I'M SO CHICKEN
How shall I mourn Jack? Some outward sign of my inward grief, I thought.
Wearing black? But when I looked at Internet images, they mirrored another era: long flowing skirts, veils over faces, no one in lanky black pants.
Then I saw that a bereaved person could make jewelry from the hair of her beloved, but I couldn't do that; Jack's hair had disappeared with Jack into the crematorium.
I almost didn't notice the third option: shave your head.
However, once the idea hit, it refused to leave. VIsions of shaving my head whirred in my mind, some negative, some positive. I mentioned my thoughts to no one.
Finally I turned to my calendar, found the first possible date I could visit a beauty salon. Then I told myself, "Okay, Marilyn, on that date you either go get your hair shaved off or you shut up about it."
The morning of my free day I went to my local Great Clips.
"Want a hair cut?" the stylist asked.
I moved my hands all over my head. "Off. All off."
She nodded. That was a relief. For all I knew, Great Clips might refuse to shave my head, send me to a special barber for such a task.
"Will I need a shampoo?"
She looked quizzically at me.
"You know, to wash all the hair off."
"Nah." She wrote me in. "There's a 40-minute wait."
Then, in the chair, I told Melissa what I wanted, and why, and watched my white locks fly to the floor. She ran a big clipper over my head, but I could still see a residue of hair. Then she picked up a small trimmer.
"Do you want your hair entirely off?" she asked. "I could leave about this much" she pinched her fingers almost together "with this trimmer."
I knew I should say, "entirely off." I was, after all, shaving my head. Down to the skull. That's how it was done. The nerve, for even asking.
"Use the trimmer," I said, mortified. How could I be so spineless, so faint-hearted, so weak-kneed, so Chicken Hearted.
Melissa trimmed away. "Oh, see how different you look. Your eyes! You can really see them. They're beautiful."
Her tip flew upward.

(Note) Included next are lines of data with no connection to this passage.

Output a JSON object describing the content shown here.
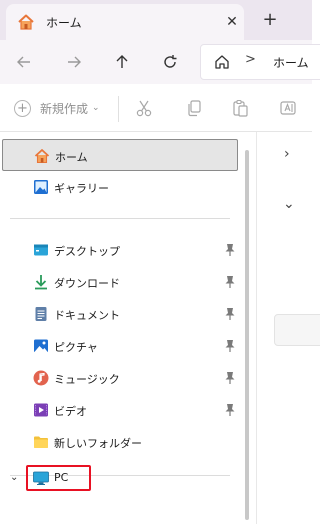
{
  "tab": {
    "title": "ホーム",
    "close": "✕",
    "new_tab": "+"
  },
  "address": {
    "separator": ">",
    "location": "ホーム"
  },
  "toolbar": {
    "new_label": "新規作成",
    "new_dropdown": "⌄"
  },
  "sidebar": {
    "home": "ホーム",
    "gallery": "ギャラリー",
    "quick_access": [
      {
        "label": "デスクトップ",
        "icon": "desktop-folder-icon"
      },
      {
        "label": "ダウンロード",
        "icon": "download-icon"
      },
      {
        "label": "ドキュメント",
        "icon": "document-icon"
      },
      {
        "label": "ピクチャ",
        "icon": "pictures-icon"
      },
      {
        "label": "ミュージック",
        "icon": "music-icon"
      },
      {
        "label": "ビデオ",
        "icon": "video-icon"
      },
      {
        "label": "新しいフォルダー",
        "icon": "folder-icon"
      }
    ],
    "pc": "PC",
    "pc_expand": "⌄"
  },
  "right": {
    "chevron_right": "›",
    "chevron_down": "⌄"
  },
  "colors": {
    "tabstrip": "#ece6ef",
    "selected_item": "#e5e5e5",
    "highlight_border": "#e81123",
    "home_icon_orange": "#e8763a",
    "download_green": "#2a9b5b"
  }
}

I looked at my face. I didn't look as ugly as I thought I would. Familiar, even. With my new beautiful eyes.
The stylist put down her trimmer and whipped off the black robe. "You'll be wearing a wig?"
A wig? That wouldn't be an outward sign of my inward grief, but I mollified her. "Hats!" I said. "I have lots of hats."
I ran my hands over the fuzz on my skull. I felt lightheaded. I felt happy. I even knew what Jack would say if he saw me like this. He'd say, as usual, "You're gorgeous." And I, as usual, wouldn't contradict him.